The pilot project tested the ideas of “listening differently” by creating safe spaces where women could come together throughout the implementation phase of the project. These spaces where designed to allow for sharing over a productive task. In the pilot upgrade, a planting club was introduced. This club ran as a series of practical workshops to impart critical gardening skills whilst establishing an on-site nursery, growing all material for the upgrade project. The planting club ran over the course of two months and culminated in a celebratory planting day with local NGO groups, the Ward Councilor and the planting club participants.

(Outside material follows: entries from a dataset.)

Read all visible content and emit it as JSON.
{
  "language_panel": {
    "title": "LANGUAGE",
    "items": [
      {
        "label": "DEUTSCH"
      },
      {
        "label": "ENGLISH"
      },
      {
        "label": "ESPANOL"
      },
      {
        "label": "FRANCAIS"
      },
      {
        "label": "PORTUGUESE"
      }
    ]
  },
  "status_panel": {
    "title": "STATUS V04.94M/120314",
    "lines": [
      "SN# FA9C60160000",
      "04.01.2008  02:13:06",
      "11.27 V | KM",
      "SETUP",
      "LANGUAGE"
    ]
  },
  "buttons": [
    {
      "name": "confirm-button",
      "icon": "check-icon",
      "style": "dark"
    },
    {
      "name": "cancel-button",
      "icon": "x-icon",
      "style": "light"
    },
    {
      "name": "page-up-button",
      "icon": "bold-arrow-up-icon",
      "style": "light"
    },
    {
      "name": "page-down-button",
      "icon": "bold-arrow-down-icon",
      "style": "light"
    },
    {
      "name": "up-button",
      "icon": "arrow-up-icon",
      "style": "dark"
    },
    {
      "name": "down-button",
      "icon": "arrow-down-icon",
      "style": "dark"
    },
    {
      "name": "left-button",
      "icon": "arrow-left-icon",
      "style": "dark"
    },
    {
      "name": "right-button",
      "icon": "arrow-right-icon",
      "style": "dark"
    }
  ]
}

The planting club tested the idea that not all voices are heard in public meetings and that conversation occurs organically and easily over a productive task (Figure 8). This model of activity-based co-creation allows for designers to gain a deeper understanding of the user group but arguably more importantly brings additional community members, specifically women, into the design and implementation process, building pride and project ownership. This model could be replicated with any hands-on project task.

Figure 8: The planting club at work

Finally the Europe project construction and implementation was undertaken by a local emerging contractor, Khule Quality Construction, who understood the complex conditions within the informal settlement and was able to work directly with the recipient community. A skills audit was undertaken by a partner NGO at the project outset and all construction workers for the project were chosen from within the Europe community, which provided employment as well as maintenance training for the project.

Design reflections and conclusions

The Europe Waterpoint upgrade pilot project has clearly demonstrated the ability of site infrastructure and services to be developed with good place-making outcomes at the core, creating multifunctional and flexible public spaces. The case of the plaza space in particular has proven to be a community asset that is consistently used.

The project has not been without its challenges and lessons. The introduction of planting within the scheme has proven to be largely unsuccessful with much of the planting that was grown through the planting club workshops dying within the first year of the project. This reveals that although there are established gardens and gardeners within Europe there is a need to design the spaces as urban environments with robust and hard wearing materials in lieu of softscaping, as at this point in time maintenance of the landscaping is not a priority.

Secondly, the system was designed to respond locally with the existing users of the space in mind. Tap points are generally used by the direct surrounding residents with each tap being used by approximately 40 households. The design intervention has induced a demand with residents coming from beyond the waterpoint catchment, placing pressure on the introduced infrastructure. Whilst the infrastructure has held up to this additional use it is clear that future upgrades will need to be planned to provide choice and that these interventions will have to be designed with a greater frequency of use and volume of water and waste in mind.

Finally, whilst the co-design methodology is one that we would like to bring into all of our projects we have found that a conventional project structure with strict deliverable-based project fees and defined timelines has a way to go to accommodate a fully engaged co-design process.


de Koning et al, 2016. Models or co-creation. Service Design Geographies Linköping University Electronic Press, Volume Proceedings of the serv des. Conference, pp. 266–78.

UNHabitat, 2021. Housing Slums and Informal Settlements - Urban Indicators Database.  Available at: [Accessed 10 January 2022].

Ndifuna Ukwazi, n.d. Available at: [Accessed 15 09 2023].

Western Cape Government, 2016. Enumeration Report: Europe Informal Settlement Pocket, s.l. Western Cape Government Human Settlements.

Daniel Steyn, V. M., 2021. When four children die in a sinkhole in Nyanga, who is responsible?. Daily Maverick, 13 February 2021